As I have mentioned before, I wrote my first novel at a young age. As in, I still liked boy bands and thought glitter was an acceptable thing to put on my face and arms. By the time I graduated college, I had written three full manuscripts. I was able to do this while juggling school work, extracurricular activities, and an active social work. To be honest, I was busier then than I am now.
How on earth did I finish three novels when I had the siren call of college parties or high school pep rallies (okay, the pep rallies were never appealing, but you get the idea)?
My friend, Maria*.
No, Maria is not a writing superhero or a muse (as we have established, mine looks like James Dean).
She was just a friend of mine that shared a lot of classes with me in high school.
How did she help me?
I sent a new chapter to her every few weeks. If I didn’t send her a chapter in a reasonable timeframe, she would send me an e-mail begging me to write more so she could find out what happened next.
Writing block wasn’t really a thing when Maria was reading my work. It seemed self-indulgent when I knew someone was waiting to find out if Arthur survived that fight or if Elizabeth ended up with Clay. When I was accountable to someone else, being stuck just didn’t seem like an option. I learned to write whether I felt like it or not.
Maria was an important part of my creative process. If she felt one character were underdeveloped, I would make sure to spend more time developing him or her in future chapters. She also gave me the encouragement to carry on by praising the parts that I did well.
Now, you cannot just pick someone at random to be your writing partner. You don’t want to be Ted Mosby (thinking that anyone that breathes is “the one”).
Here are some criteria to consider:
*The person is reliable. This may seem obvious, but it is a trait people often forget. Life gets busy, but your writing partner must prioritize your writing. Now, this doesn’t give you an excuse to be as diva as Miss Piggy. Life does happen. Still, you need a partner who will be consistent and dependable.
*The person is honest. It is no good if the person will tell you everything is great, even if he or she sees a major plot hole or doesn’t care about your romantic lead. You will want someone who will tell you the truth in a constructive way. Which leads us to…
*The person must be kind. An inconsiderate or rude comment can be crushing. Make sure your writing partner knows how to deliver bad news in a considerate way. Also, make sure he or she can give you the encouragement that you need.
*The person must have similar tastes in books as you do. It doesn’t have to be exactly the same, but he or she must like and be well-versed in the genre you are writing in. It will not be productive if you partner hates YA if you are writing a YA book.
*You have to like the person. I know it sounds crazy that I have to state this, but you would be surprised by how many people dislike his or her writing partner. If you don’t enjoy spending time with or hearing from your partner, you will not have the motivation you need to get your book finished.

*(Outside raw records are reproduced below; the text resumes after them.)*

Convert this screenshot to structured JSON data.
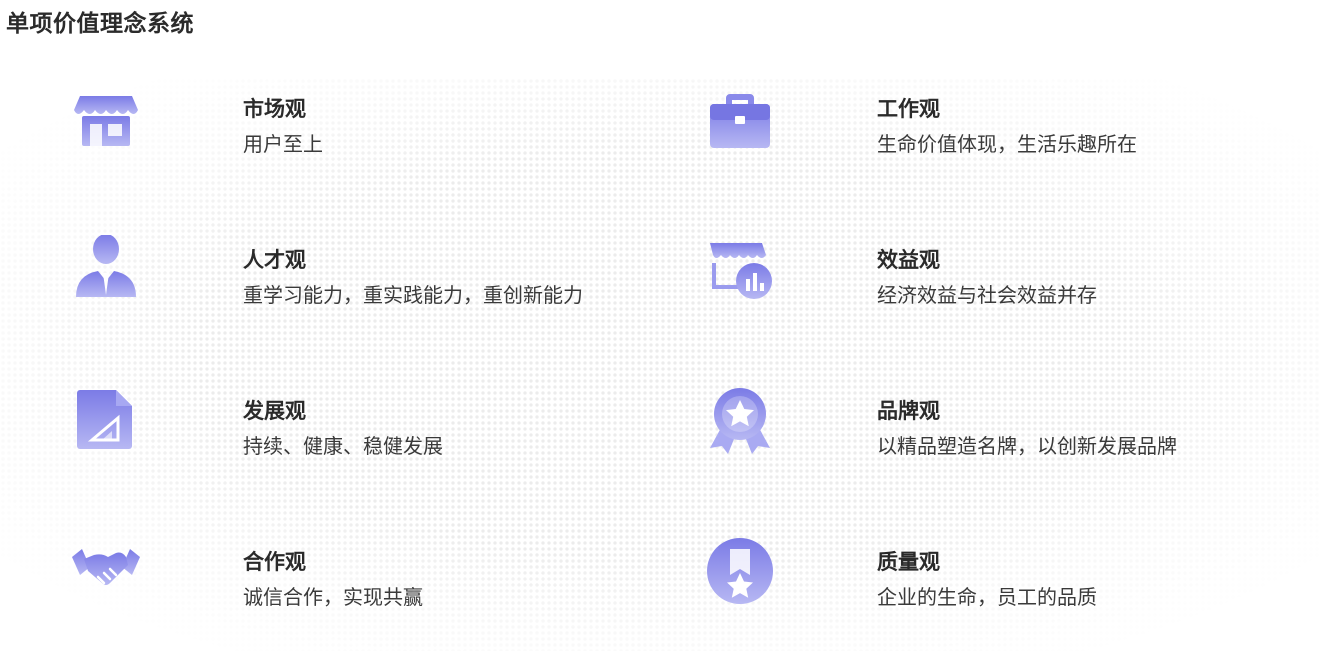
{
  "page": {
    "title": "单项价值理念系统"
  },
  "brand": {
    "icon_color_light": "#b7b8f3",
    "icon_color_dark": "#7b7be6"
  },
  "items": [
    {
      "icon": "storefront-icon",
      "title": "市场观",
      "desc": "用户至上"
    },
    {
      "icon": "briefcase-icon",
      "title": "工作观",
      "desc": "生命价值体现，生活乐趣所在"
    },
    {
      "icon": "person-icon",
      "title": "人才观",
      "desc": "重学习能力，重实践能力，重创新能力"
    },
    {
      "icon": "shop-chart-icon",
      "title": "效益观",
      "desc": "经济效益与社会效益并存"
    },
    {
      "icon": "document-ruler-icon",
      "title": "发展观",
      "desc": "持续、健康、稳健发展"
    },
    {
      "icon": "award-badge-icon",
      "title": "品牌观",
      "desc": "以精品塑造名牌，以创新发展品牌"
    },
    {
      "icon": "handshake-icon",
      "title": "合作观",
      "desc": "诚信合作，实现共赢"
    },
    {
      "icon": "medal-star-icon",
      "title": "质量观",
      "desc": "企业的生命，员工的品质"
    }
  ]
}
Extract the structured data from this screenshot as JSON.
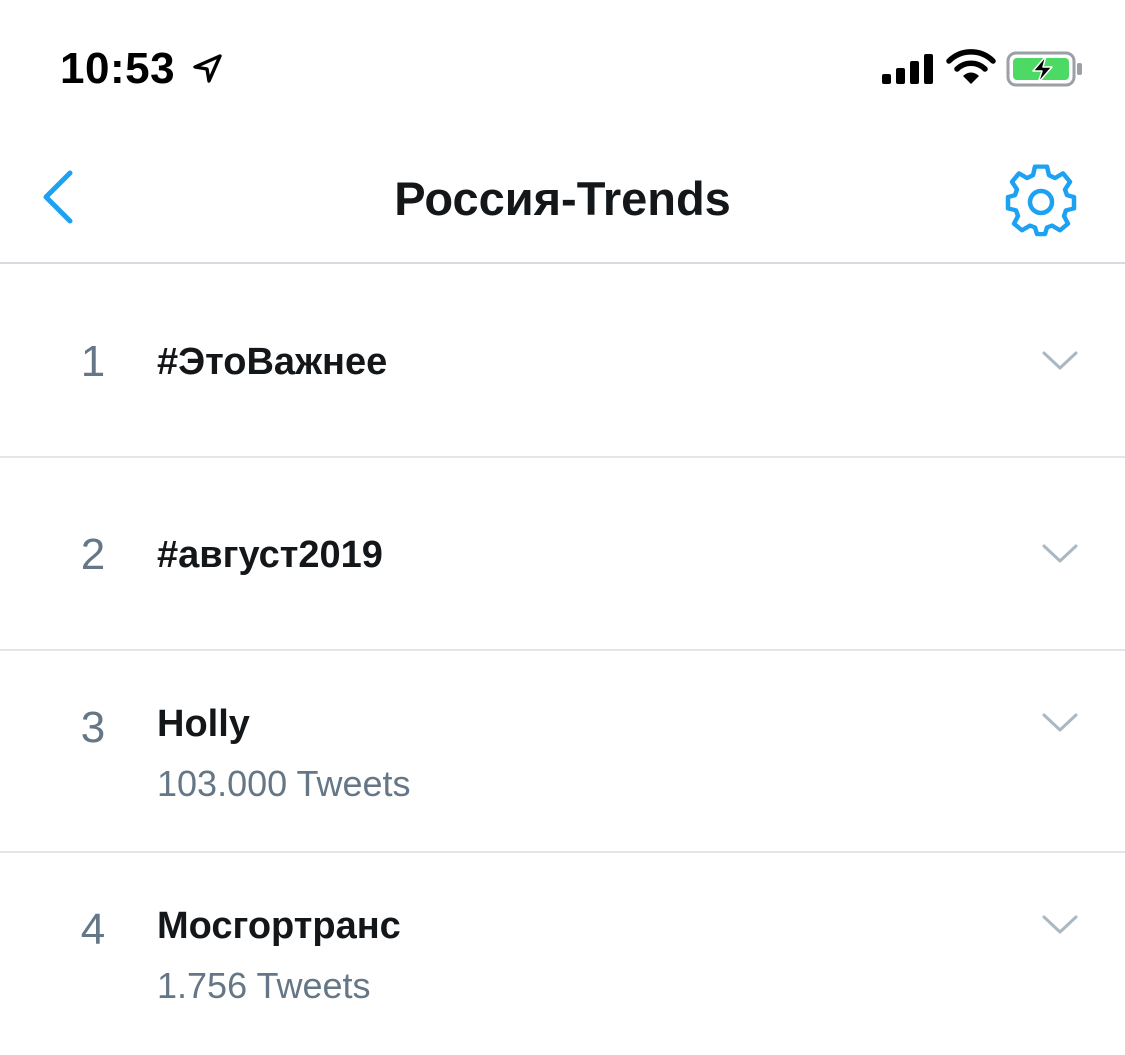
{
  "status_bar": {
    "time": "10:53",
    "icons": [
      "location-arrow-icon",
      "cellular-signal-icon",
      "wifi-icon",
      "battery-charging-icon"
    ]
  },
  "nav": {
    "title": "Россия-Trends",
    "back_icon": "chevron-left-icon",
    "settings_icon": "gear-icon"
  },
  "colors": {
    "accent": "#1da1f2",
    "text_primary": "#14171a",
    "text_secondary": "#657786",
    "divider": "#e1e6ea",
    "battery_green": "#4cd964"
  },
  "trends": [
    {
      "rank": "1",
      "name": "#ЭтоВажнее",
      "count": ""
    },
    {
      "rank": "2",
      "name": "#август2019",
      "count": ""
    },
    {
      "rank": "3",
      "name": "Holly",
      "count": "103.000 Tweets"
    },
    {
      "rank": "4",
      "name": "Мосгортранс",
      "count": "1.756 Tweets"
    }
  ]
}
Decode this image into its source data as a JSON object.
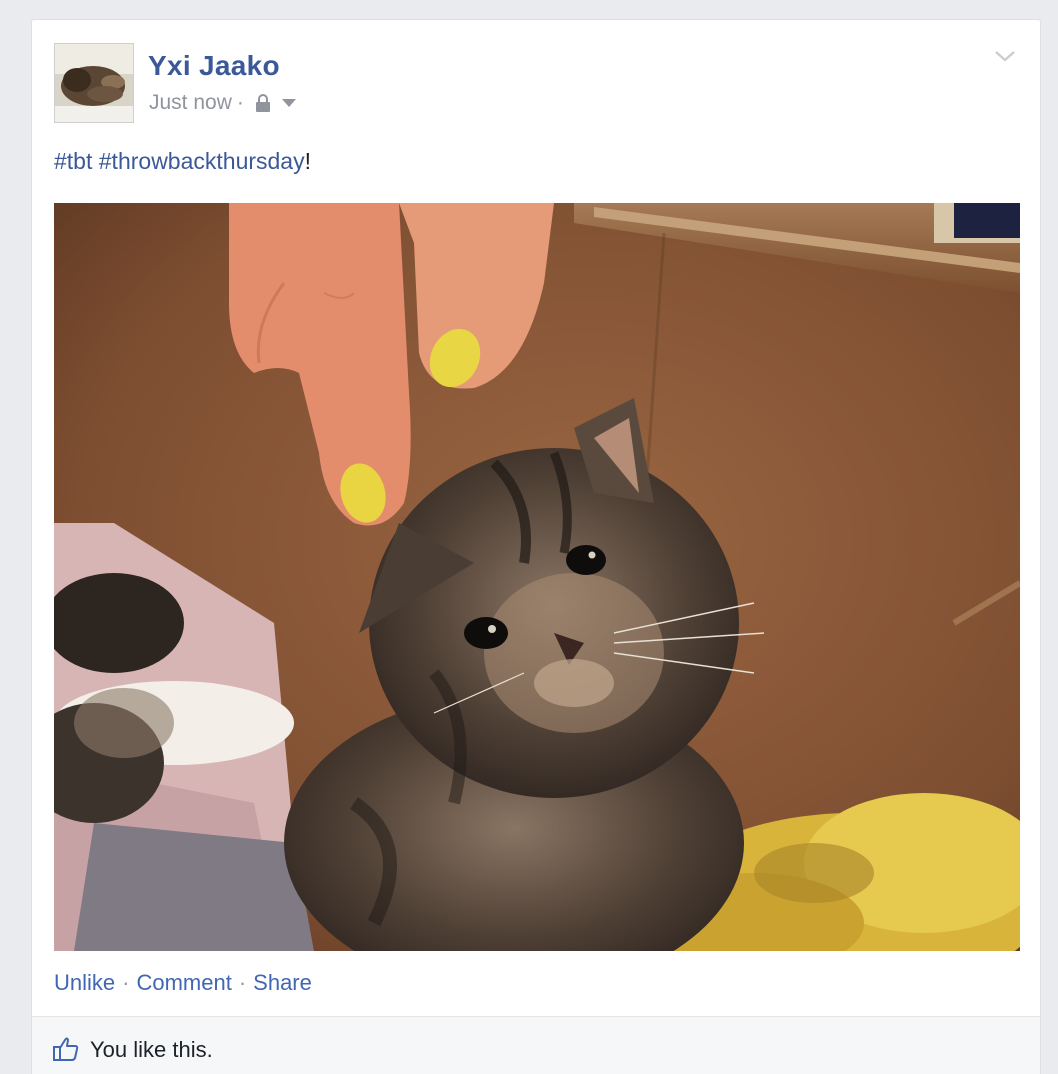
{
  "post": {
    "author_name": "Yxi Jaako",
    "timestamp": "Just now",
    "meta_separator": "·",
    "privacy_icon": "lock-icon",
    "audience_dropdown_icon": "triangle-down-icon",
    "options_icon": "chevron-down-icon",
    "text_parts": [
      {
        "type": "hashtag",
        "text": "#tbt"
      },
      {
        "type": "text",
        "text": " "
      },
      {
        "type": "hashtag",
        "text": "#throwbackthursday"
      },
      {
        "type": "text",
        "text": "!"
      }
    ],
    "actions": {
      "unlike_label": "Unlike",
      "comment_label": "Comment",
      "share_label": "Share",
      "separator": "·"
    },
    "likes": {
      "icon": "thumbs-up-icon",
      "text": "You like this."
    }
  },
  "colors": {
    "link_blue": "#3b5998",
    "action_blue": "#4267b2",
    "meta_gray": "#90949c",
    "page_bg": "#e9ebee",
    "likes_bg": "#f6f7f9"
  }
}
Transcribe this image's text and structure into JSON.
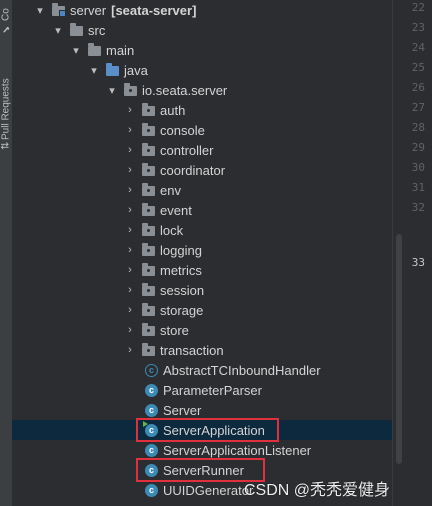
{
  "side_tabs": [
    "Co",
    "Pull Requests"
  ],
  "root": {
    "label": "server",
    "module": "[seata-server]"
  },
  "folders": {
    "src": "src",
    "main": "main",
    "java": "java",
    "package": "io.seata.server"
  },
  "subpackages": [
    "auth",
    "console",
    "controller",
    "coordinator",
    "env",
    "event",
    "lock",
    "logging",
    "metrics",
    "session",
    "storage",
    "store",
    "transaction"
  ],
  "classes": [
    "AbstractTCInboundHandler",
    "ParameterParser",
    "Server",
    "ServerApplication",
    "ServerApplicationListener",
    "ServerRunner",
    "UUIDGenerator"
  ],
  "class_icon_letter": "c",
  "selected_class": "ServerApplication",
  "line_numbers": [
    "22",
    "23",
    "24",
    "25",
    "26",
    "27",
    "28",
    "29",
    "30",
    "31",
    "32",
    "33"
  ],
  "current_line": "33",
  "watermark": "CSDN @秃秃爱健身",
  "colors": {
    "selection": "#0d293e",
    "highlight_box": "#e0303b",
    "class_icon": "#3d8ab5",
    "folder_blue": "#5a8fc9"
  }
}
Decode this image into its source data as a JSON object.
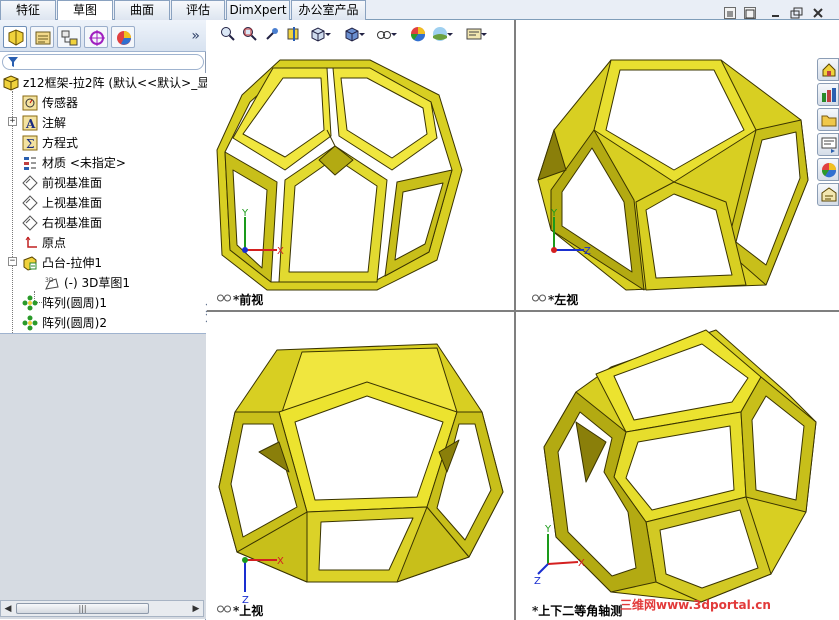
{
  "command_tabs": [
    "特征",
    "草图",
    "曲面",
    "评估",
    "DimXpert",
    "办公室产品"
  ],
  "active_tab": "草图",
  "feature_manager": {
    "tabs": [
      "feature-manager-tab",
      "property-manager-tab",
      "configuration-manager-tab",
      "dimxpert-manager-tab",
      "display-manager-tab"
    ],
    "more_label": "»",
    "root": "z12框架-拉2阵 (默认<<默认>_显",
    "items": [
      {
        "label": "传感器",
        "icon": "sensor-icon"
      },
      {
        "label": "注解",
        "icon": "annotation-icon"
      },
      {
        "label": "方程式",
        "icon": "equation-icon"
      },
      {
        "label": "材质 <未指定>",
        "icon": "material-icon"
      },
      {
        "label": "前视基准面",
        "icon": "plane-icon"
      },
      {
        "label": "上视基准面",
        "icon": "plane-icon"
      },
      {
        "label": "右视基准面",
        "icon": "plane-icon"
      },
      {
        "label": "原点",
        "icon": "origin-icon"
      },
      {
        "label": "凸台-拉伸1",
        "icon": "extrude-icon"
      },
      {
        "label": "(-) 3D草图1",
        "icon": "sketch3d-icon"
      },
      {
        "label": "阵列(圆周)1",
        "icon": "circular-pattern-icon"
      },
      {
        "label": "阵列(圆周)2",
        "icon": "circular-pattern-icon"
      }
    ],
    "scrollbar_grip": "|||"
  },
  "viewports": [
    {
      "id": "front",
      "label": "*前视",
      "axes": [
        "Y",
        "X"
      ]
    },
    {
      "id": "left",
      "label": "*左视",
      "axes": [
        "Y",
        "Z"
      ]
    },
    {
      "id": "top",
      "label": "*上视",
      "axes": [
        "X",
        "Z"
      ]
    },
    {
      "id": "dimetric",
      "label": "*上下二等角轴测",
      "axes": [
        "Y",
        "X",
        "Z"
      ]
    }
  ],
  "watermark": "三维网www.3dportal.cn",
  "colors": {
    "frame_light": "#e8e23a",
    "frame_mid": "#c8bf1a",
    "frame_dark": "#8a7f0a",
    "frame_edge": "#3a3400",
    "axis_x": "#d42020",
    "axis_y": "#1a9a1a",
    "axis_z": "#1a2fd0"
  }
}
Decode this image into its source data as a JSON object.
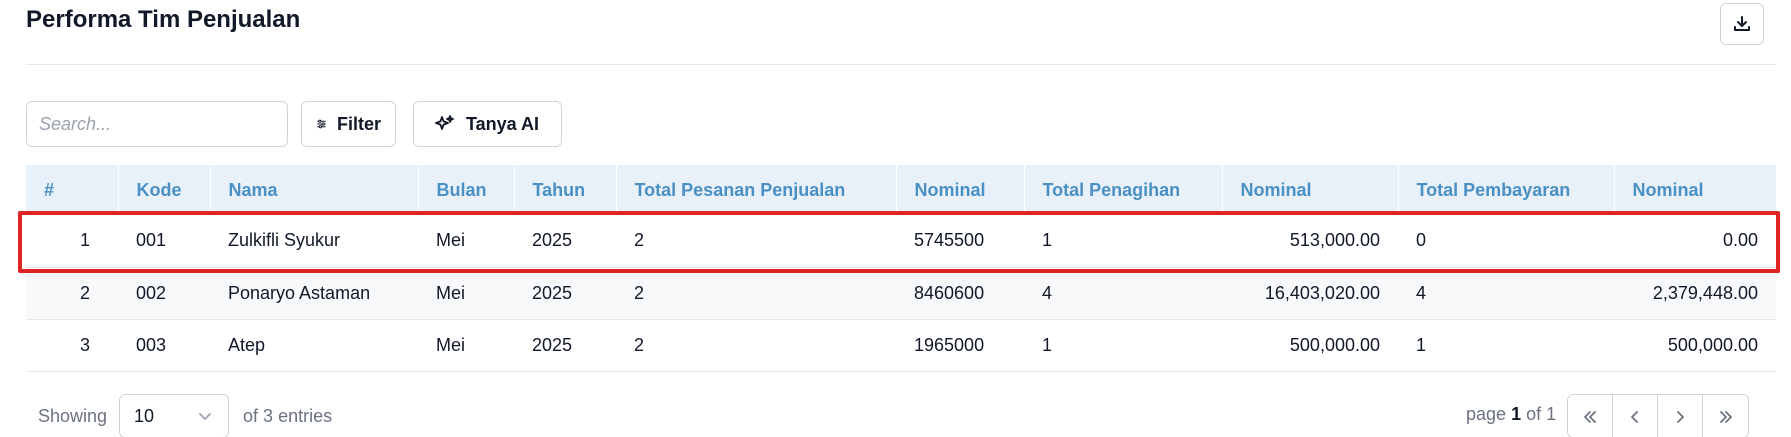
{
  "page": {
    "title": "Performa Tim Penjualan"
  },
  "toolbar": {
    "search_placeholder": "Search...",
    "filter_label": "Filter",
    "ai_label": "Tanya AI"
  },
  "icons": {
    "download": "download-icon",
    "filter": "sliders-icon",
    "ai": "sparkle-icon",
    "dropdown": "chevron-down-icon",
    "first": "chevrons-left-icon",
    "prev": "chevron-left-icon",
    "next": "chevron-right-icon",
    "last": "chevrons-right-icon"
  },
  "table": {
    "headers": [
      "#",
      "Kode",
      "Nama",
      "Bulan",
      "Tahun",
      "Total Pesanan Penjualan",
      "Nominal",
      "Total Penagihan",
      "Nominal",
      "Total Pembayaran",
      "Nominal"
    ],
    "rows": [
      [
        "1",
        "001",
        "Zulkifli Syukur",
        "Mei",
        "2025",
        "2",
        "5745500",
        "1",
        "513,000.00",
        "0",
        "0.00"
      ],
      [
        "2",
        "002",
        "Ponaryo Astaman",
        "Mei",
        "2025",
        "2",
        "8460600",
        "4",
        "16,403,020.00",
        "4",
        "2,379,448.00"
      ],
      [
        "3",
        "003",
        "Atep",
        "Mei",
        "2025",
        "2",
        "1965000",
        "1",
        "500,000.00",
        "1",
        "500,000.00"
      ]
    ]
  },
  "footer": {
    "showing_label": "Showing",
    "page_size": "10",
    "entries_text": "of 3 entries",
    "page_prefix": "page",
    "page_current": "1",
    "page_suffix": "of 1"
  },
  "colors": {
    "header_bg": "#e8f0fa",
    "header_text": "#4a90c4",
    "highlight": "#e02424"
  }
}
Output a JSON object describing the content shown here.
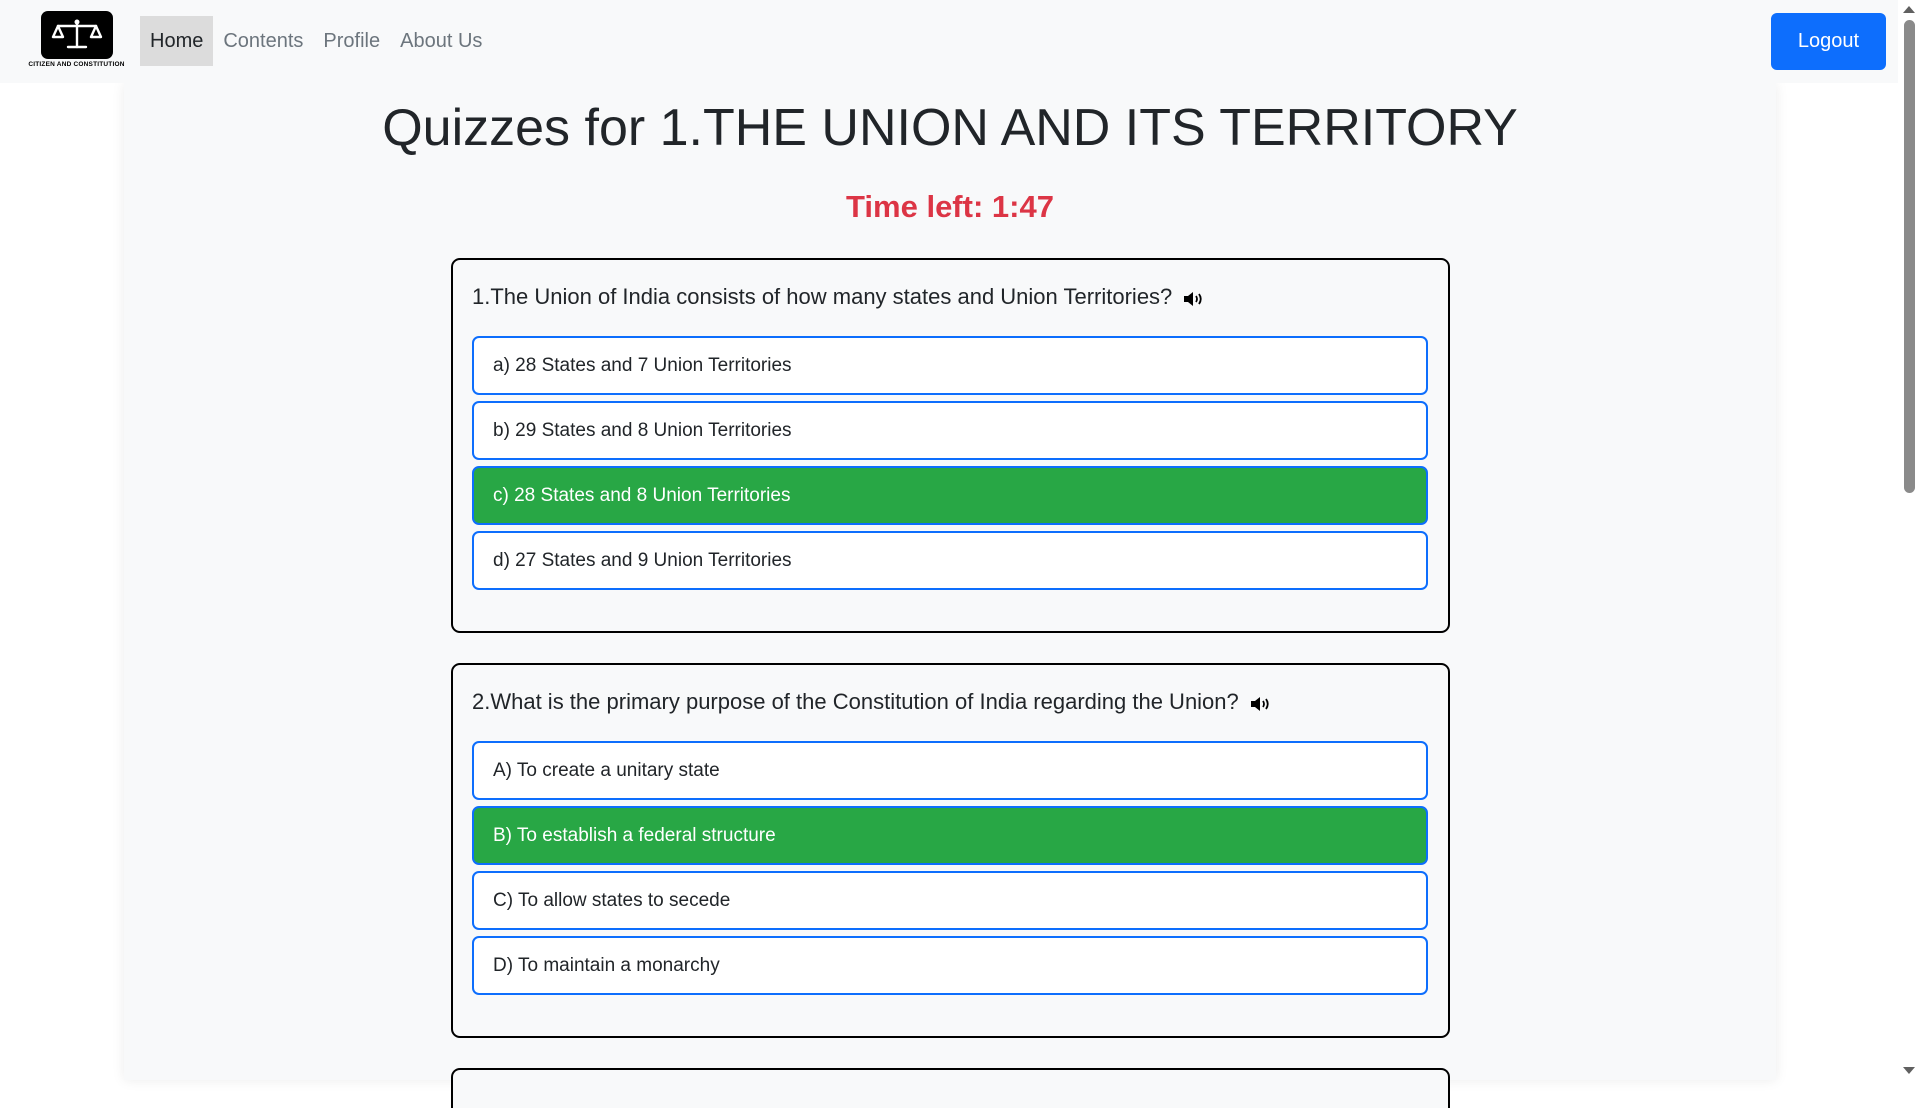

Are you looking for your Maria? I would be happy to be your Maria. In my Novel Treatment package, we spend six months together to make sure your novel gets completed. You have two monthly calls with me, unlimited e-mail support, and I look over 12,000 words a month! I promise that, if you put in the work, you will have a gorgeous book by the end of our time together. Have questions about working with me? Hit reply, and I can hook you up with a free 15-minute call.
*Names have been changed to protect the awesome.